━━━━━ INPUT DATA ━━━━━

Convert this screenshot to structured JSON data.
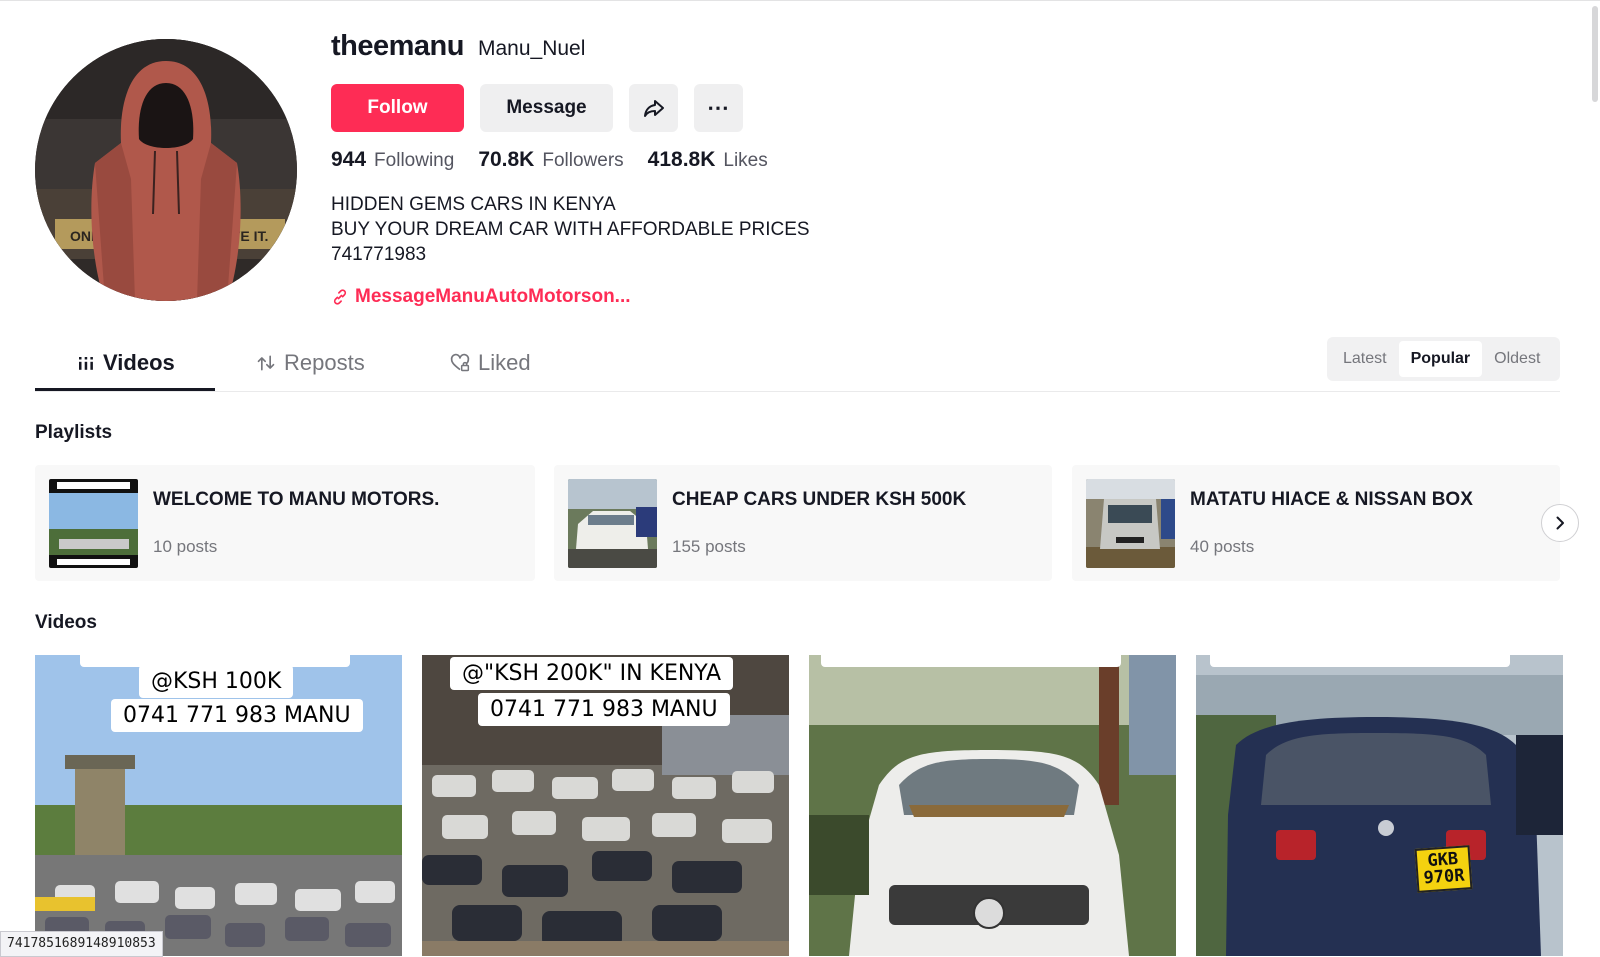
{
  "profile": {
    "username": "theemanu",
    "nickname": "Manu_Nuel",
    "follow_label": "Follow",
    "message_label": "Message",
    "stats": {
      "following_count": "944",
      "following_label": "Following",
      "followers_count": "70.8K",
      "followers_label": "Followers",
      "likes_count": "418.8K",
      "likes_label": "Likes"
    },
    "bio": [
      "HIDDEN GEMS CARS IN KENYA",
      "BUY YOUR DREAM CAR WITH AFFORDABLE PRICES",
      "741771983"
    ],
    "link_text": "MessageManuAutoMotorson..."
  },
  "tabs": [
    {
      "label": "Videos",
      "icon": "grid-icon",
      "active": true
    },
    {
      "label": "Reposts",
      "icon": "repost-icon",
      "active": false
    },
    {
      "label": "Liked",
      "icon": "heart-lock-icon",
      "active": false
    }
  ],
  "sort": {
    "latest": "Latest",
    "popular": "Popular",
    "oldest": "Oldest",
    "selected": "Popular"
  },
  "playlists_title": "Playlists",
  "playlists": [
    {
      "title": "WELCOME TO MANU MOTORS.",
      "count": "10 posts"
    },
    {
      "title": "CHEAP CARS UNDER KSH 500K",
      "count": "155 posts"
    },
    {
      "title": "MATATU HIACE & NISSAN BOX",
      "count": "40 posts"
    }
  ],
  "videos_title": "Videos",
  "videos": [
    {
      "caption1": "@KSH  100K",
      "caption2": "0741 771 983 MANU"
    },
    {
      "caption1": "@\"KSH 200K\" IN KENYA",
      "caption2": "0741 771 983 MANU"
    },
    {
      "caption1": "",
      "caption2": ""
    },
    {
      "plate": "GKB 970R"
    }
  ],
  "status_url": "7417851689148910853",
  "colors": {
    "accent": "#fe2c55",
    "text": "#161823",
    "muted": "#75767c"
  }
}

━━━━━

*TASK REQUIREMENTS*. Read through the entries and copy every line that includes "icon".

*WRITTEN SOLUTION*.
      "icon": "grid-icon",
      "icon": "repost-icon",
      "icon": "heart-lock-icon",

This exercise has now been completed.